A Trick of the Light is the next book in Gamache series that is predominantly focused on Clara, who has her debut solo show and then discovers a dead body in her garden the day after. Of course Gamache and his team come down to investigate the murder and the usual inquiries begin.

In addition to the part of the plot dealing with current investigation of the book, there are also quite a few plot advancements in the larger story arch here. There is a subplot dealing with Jean-Guy's painkiller addiction as well as changes to Clara and Peter's relationship.

A common theme in the book is the issue of forgiveness. There are multiple characters looking for forgiveness or trying to forgive and a number of different contrasting situations where the outcome is very different. A few relationships are restored this way and others are ruined, but the stories are nicely woven together and compared.

The Beautiful Mystery is a bit different in that it's not set in Three Pines and actually doesn't involve anyone from the village. Instead Gamache and Beauvoir fly off to a remote monastery to solve the murder of a monk.

I thought the setting of the book made it pretty interesting and I liked the character set and descriptions of the monastery life the Louise Penny integrates into the narrative. There is some religious lore, but also neat hidden rooms, mysterious hidden treasure, and chocolate blueberries.

One might think this book is a break from the larger story arch, but we manage to get some developments there in the relationship between Beauvoir and Gamache. I was somewhat dismayed at the direction their relationship took in this book and felt some of the changes were too fast and too forced. I hope this won't drag on past the next book in the series.
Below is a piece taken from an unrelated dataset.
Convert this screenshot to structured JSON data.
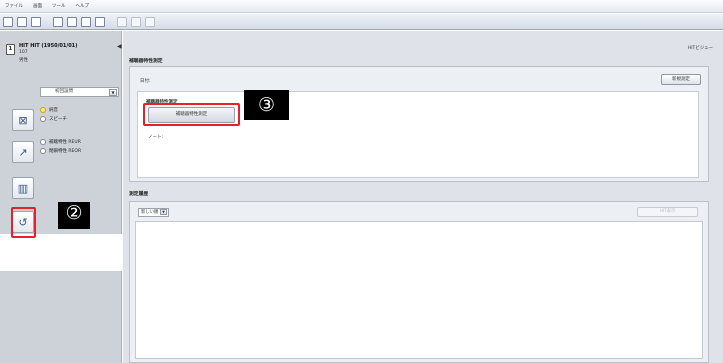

All-in-all, I enjoyed the last few books a bit less than some of the earlier books in the series, but the mysteries are still fun and surprising to me and the characters still draw me in enough to keep reading the series. Now I have to wait for the next book to be published.